• **Task instructions**: Pick the lines holding the string "acres" out of the records and copy them.

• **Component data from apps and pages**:
============================================================

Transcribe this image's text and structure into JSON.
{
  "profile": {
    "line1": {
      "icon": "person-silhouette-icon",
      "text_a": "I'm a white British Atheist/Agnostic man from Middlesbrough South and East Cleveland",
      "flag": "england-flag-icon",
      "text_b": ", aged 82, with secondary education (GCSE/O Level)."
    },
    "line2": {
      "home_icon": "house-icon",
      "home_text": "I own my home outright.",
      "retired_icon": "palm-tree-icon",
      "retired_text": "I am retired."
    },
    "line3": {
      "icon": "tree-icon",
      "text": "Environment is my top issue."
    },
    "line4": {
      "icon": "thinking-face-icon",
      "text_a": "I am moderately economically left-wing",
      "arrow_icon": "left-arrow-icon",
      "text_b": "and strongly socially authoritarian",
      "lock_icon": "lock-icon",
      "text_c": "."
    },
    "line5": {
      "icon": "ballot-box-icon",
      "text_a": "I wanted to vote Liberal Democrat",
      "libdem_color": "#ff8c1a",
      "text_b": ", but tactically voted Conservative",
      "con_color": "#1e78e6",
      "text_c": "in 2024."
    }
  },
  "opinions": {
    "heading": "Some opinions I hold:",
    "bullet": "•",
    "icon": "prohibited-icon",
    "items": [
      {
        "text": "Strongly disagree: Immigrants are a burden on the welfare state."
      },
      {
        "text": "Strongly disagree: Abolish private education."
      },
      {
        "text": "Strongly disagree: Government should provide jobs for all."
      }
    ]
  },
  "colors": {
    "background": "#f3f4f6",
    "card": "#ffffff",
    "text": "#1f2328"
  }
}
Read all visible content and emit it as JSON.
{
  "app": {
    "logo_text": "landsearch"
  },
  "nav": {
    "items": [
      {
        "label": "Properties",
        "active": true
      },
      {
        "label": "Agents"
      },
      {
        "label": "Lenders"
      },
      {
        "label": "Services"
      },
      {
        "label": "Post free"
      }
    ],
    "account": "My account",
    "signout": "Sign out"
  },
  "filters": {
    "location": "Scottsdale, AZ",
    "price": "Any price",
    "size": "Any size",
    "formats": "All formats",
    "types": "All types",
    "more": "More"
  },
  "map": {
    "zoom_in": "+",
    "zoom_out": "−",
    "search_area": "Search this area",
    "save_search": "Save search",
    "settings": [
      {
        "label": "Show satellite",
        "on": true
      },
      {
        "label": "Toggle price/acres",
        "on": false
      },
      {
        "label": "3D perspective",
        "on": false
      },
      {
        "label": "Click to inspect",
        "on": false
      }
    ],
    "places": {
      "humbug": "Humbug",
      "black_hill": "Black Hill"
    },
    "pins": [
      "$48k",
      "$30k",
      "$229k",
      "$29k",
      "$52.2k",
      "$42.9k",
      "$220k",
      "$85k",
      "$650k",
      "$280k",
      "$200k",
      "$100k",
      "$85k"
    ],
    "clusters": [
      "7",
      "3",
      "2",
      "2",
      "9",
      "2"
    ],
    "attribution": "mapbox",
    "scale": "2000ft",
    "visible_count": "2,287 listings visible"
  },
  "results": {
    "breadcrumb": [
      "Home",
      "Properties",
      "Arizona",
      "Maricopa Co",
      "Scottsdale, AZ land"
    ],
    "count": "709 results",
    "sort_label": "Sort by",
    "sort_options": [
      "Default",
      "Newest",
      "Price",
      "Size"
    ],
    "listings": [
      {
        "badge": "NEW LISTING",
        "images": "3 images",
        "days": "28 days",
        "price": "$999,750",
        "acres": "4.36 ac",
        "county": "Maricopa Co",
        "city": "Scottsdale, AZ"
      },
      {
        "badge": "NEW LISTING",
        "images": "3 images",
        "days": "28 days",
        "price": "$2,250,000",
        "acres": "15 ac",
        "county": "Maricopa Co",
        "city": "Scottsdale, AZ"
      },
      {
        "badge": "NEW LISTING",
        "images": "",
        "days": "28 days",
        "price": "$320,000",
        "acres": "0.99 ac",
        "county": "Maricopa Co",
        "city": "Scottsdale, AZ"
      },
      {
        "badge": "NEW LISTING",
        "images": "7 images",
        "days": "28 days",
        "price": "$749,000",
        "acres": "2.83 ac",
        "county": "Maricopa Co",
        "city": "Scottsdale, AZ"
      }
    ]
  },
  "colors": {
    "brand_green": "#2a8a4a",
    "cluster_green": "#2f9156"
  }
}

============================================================

• **Your response**:
        "label": "Toggle price/acres",
        "acres": "4.36 ac",
        "acres": "15 ac",
        "acres": "0.99 ac",
        "acres": "2.83 ac",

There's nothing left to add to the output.